With just under nine minutes to play, Moritz Wagner yelled out to no one in particular. The Wizards center had just made multiple defensive stops, including a block on Pistons center Andre Drummond. The whistle blew and Drummond was called for a foul.

It was a sequence that summed up most of the Wizards’ 115-99 win Monday over Detroit: Washington prevailed with effort. And then some.

For just the second time this season, the Wizards (2-4) held an opponent under 100 points. In the process, they picked up their second win. That’s likely not a coincidence.


TOP STORIES
Trump accused of witness intimidation after criticizing Marie Yovanovitch as she testified
Roger Stone found guilty of obstruction, witness tampering and lying to Congress
Skeptics chuckle as climate activist Greta Thunberg sets sail for Europe on 'plastic yacht'

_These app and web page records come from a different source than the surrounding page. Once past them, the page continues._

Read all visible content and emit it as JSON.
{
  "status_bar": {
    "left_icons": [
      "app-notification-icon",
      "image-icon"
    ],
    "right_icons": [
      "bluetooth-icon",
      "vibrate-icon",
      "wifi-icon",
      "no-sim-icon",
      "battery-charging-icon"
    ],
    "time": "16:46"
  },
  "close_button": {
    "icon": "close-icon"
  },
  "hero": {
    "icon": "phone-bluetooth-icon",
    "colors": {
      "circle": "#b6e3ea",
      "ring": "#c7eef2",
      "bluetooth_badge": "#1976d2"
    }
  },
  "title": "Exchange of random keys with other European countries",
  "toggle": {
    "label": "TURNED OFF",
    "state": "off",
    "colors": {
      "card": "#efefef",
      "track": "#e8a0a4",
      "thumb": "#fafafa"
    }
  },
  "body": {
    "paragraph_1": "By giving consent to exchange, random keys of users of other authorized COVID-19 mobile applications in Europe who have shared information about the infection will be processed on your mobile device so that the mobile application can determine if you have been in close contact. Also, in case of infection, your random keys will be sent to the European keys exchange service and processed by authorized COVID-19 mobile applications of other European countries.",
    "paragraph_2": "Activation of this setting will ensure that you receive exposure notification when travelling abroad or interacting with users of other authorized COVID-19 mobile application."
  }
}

The short-handed Pistons, who were without scorers Derrick Rose and Blake Griffin, didn’t have the firepower to keep up offensively. Drummond was limited to just 15 points after averaging 22 points through his first seven outings. The Pistons shot just 41.5% from the field.

“That’s usually our motto in here: You keep a team under 100, you win those games,” said guard Bradley Beal, who led Washington with 22 points. “I feel like that still stands true to this day.”

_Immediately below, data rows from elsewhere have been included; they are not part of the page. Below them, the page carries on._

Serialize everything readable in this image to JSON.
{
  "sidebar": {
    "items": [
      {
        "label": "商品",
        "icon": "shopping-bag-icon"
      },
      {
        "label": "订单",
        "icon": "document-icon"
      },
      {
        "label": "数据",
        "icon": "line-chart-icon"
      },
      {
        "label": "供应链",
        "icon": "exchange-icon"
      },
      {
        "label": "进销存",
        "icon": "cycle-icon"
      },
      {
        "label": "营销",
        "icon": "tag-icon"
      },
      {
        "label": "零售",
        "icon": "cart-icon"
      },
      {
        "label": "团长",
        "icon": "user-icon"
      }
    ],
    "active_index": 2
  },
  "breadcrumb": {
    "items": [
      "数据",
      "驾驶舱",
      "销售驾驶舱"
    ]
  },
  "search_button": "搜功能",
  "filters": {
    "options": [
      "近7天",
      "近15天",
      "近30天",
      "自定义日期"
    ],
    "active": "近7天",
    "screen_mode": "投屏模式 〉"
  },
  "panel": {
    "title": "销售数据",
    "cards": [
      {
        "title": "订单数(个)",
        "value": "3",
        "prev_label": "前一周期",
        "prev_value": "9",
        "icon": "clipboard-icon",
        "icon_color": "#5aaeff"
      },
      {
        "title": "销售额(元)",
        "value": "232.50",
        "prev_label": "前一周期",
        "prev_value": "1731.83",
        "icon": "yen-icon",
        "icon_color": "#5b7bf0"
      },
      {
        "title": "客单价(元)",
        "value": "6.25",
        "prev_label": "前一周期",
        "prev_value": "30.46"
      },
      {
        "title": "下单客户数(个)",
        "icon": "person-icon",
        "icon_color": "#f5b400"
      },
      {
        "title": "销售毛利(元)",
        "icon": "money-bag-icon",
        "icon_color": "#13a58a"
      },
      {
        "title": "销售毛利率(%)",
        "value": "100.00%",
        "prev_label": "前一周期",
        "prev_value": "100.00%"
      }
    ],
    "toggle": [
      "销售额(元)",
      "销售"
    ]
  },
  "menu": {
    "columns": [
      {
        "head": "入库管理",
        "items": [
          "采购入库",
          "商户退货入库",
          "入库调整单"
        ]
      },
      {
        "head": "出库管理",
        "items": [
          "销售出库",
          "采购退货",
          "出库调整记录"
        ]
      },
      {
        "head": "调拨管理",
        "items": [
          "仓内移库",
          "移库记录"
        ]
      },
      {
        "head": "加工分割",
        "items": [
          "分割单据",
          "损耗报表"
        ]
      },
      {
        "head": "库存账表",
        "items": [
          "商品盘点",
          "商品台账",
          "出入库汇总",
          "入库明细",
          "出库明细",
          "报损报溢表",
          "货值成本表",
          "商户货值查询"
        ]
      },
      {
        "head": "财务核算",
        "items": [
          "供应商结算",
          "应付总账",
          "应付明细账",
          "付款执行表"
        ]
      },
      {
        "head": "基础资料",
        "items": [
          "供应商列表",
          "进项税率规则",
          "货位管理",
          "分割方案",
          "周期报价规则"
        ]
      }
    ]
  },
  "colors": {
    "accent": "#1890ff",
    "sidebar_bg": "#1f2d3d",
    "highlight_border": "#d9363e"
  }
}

Coming into Monday’s win, coach Scott Brooks had wanted to see how the Wizards responded from Saturday’s 131-109 loss to the Minnesota Timberwolves. It was Washington’s first blowout of the season, a game in which Brooks and Beal blasted the team’s lack of effort.

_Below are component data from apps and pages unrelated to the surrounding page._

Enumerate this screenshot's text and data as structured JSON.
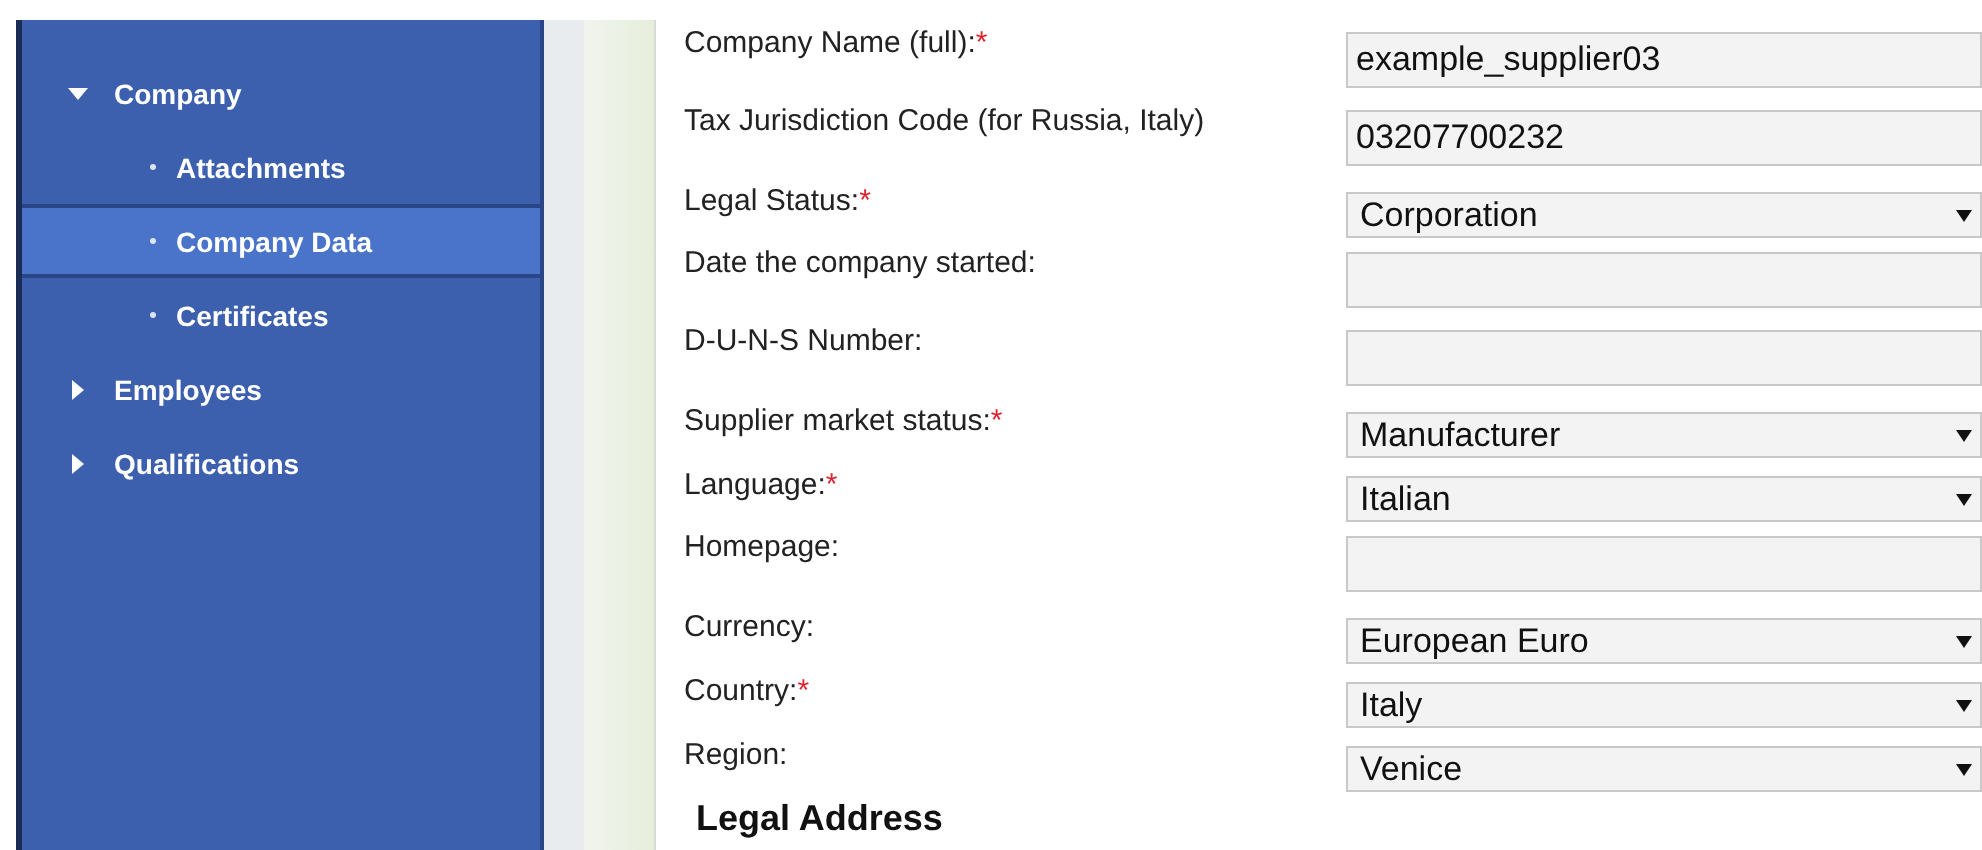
{
  "sidebar": {
    "items": [
      {
        "label": "Company",
        "expanded": true,
        "selected": false,
        "children": [
          {
            "label": "Attachments",
            "selected": false
          },
          {
            "label": "Company Data",
            "selected": true
          },
          {
            "label": "Certificates",
            "selected": false
          }
        ]
      },
      {
        "label": "Employees",
        "expanded": false,
        "selected": false
      },
      {
        "label": "Qualifications",
        "expanded": false,
        "selected": false
      }
    ]
  },
  "form": {
    "fields": [
      {
        "kind": "text",
        "label": "Company Name (full):",
        "required_mark": "*",
        "value": "example_supplier03"
      },
      {
        "kind": "text",
        "label": "Tax Jurisdiction Code (for Russia, Italy)",
        "value": "03207700232"
      },
      {
        "kind": "select",
        "label": "Legal Status:",
        "required_mark": "*",
        "value": "Corporation"
      },
      {
        "kind": "text",
        "label": "Date the company started:"
      },
      {
        "kind": "text",
        "label": "D-U-N-S Number:"
      },
      {
        "kind": "select",
        "label": "Supplier market status:",
        "required_mark": "*",
        "value": "Manufacturer"
      },
      {
        "kind": "select",
        "label": "Language:",
        "required_mark": "*",
        "value": "Italian"
      },
      {
        "kind": "text",
        "label": "Homepage:"
      },
      {
        "kind": "select",
        "label": "Currency:",
        "value": "European Euro"
      },
      {
        "kind": "select",
        "label": "Country:",
        "required_mark": "*",
        "value": "Italy"
      },
      {
        "kind": "select",
        "label": "Region:",
        "value": "Venice"
      }
    ],
    "section_title": "Legal Address"
  }
}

Until then, the Wizards had been a pesky team who prided themselves on being entertaining, even if they didn’t always get the result. They didn’t live up to that against Minnesota, which is why they were especially bothered by the defeat.

The Wizards were pleased in the way they responded. They gave up only 38 points in the second half. Drummond still had 24 rebounds — eight of which came on the offensive glass — but limited the damage. Washington had a total of eight blocks, four from Wagner.

Brooks said his team made the Pistons work for their shots.

“We have a group of guys that care,” Brooks said. “Some nights when you have things go wrong, it’s not because they don’t care, it’s just, I don’t know what happened. We haven’t played that way (against Minnesota) all year … One thing I love about it, we came back and took it on the chin, watched film and it was very positive criticism.”

Brooks, too, altered the starting lineup in an attempt to get off to a faster start. He brought Ish Smith off the bench and started Isaiah Thomas, who got his first start since March 14, 2018. The opportunity meant a lot for Thomas as the former All-NBA has been looking to re-establish his career after it was derailed by a hip injury over the past two seasons. The Wizards signed Thomas this offseason and he has averaged 16.3 points in three games.

It was the Wizards’ second unit, however, which broke the game open for the Wizards early on.

Smith led a reworked bench which included the return of C.J. Miles, who made his season debut after undergoing a foot injury. The Wizards were active on the glass and controlled the pace.

When some of the starters checked back in, the Wizards ballooned their lead even further. Beal drained a 3 and shortly after, Smith found first-rounder Rui Hachimura for an alley-oop as the Wizards led 54-37.

But Washington’s lead didn’t last. After a timeout, Detroit went on a 17-2 run to cut the deficit to four. Like their game against Minnesota, Washington failed to close out from beyond the arc. By halftime, with the Wizards only up 63-61, the Pistons had shot 60% (9-of-15) from deep.

The Pistons’ run, though, didn’t discourage the Wizards. In the second half, Washington came out with energy — so much so that Beal drove to the lane and tried to dunk so hard that the ball bounced off the rim and flew into the stands. But it was that type of effort that persisted, and Washington again went up double-digits in the third.

Forward Troy Brown was a part of that rally. He took over point guard duties in the third and helped Washington settle into a rhythm offensively. It was a role which Brown played last year, but before Monday, Brooks had yet to ask the 2018 first-rounder to play the position this season.

By the end of the night, Brown had 14 points, 10 rebounds and four assists in minutes. He was one of six Wizards in double figures.

“Sometimes when you have a team that doesn’t have a lot of experience, a loss is a loss if you don’t learn anything from it,” Brooks said. “When we have some losses, you gotta learn. And I thought the guys did. They responded and played well tonight.”

Sign up for Daily Newsletters

Manage Newsletters

Copyright © 2019 The Washington Times, LLC. Click here for reprint permission.

Please read our comment policy before commenting.

 

Click to Read More and View Comments

Click to Hide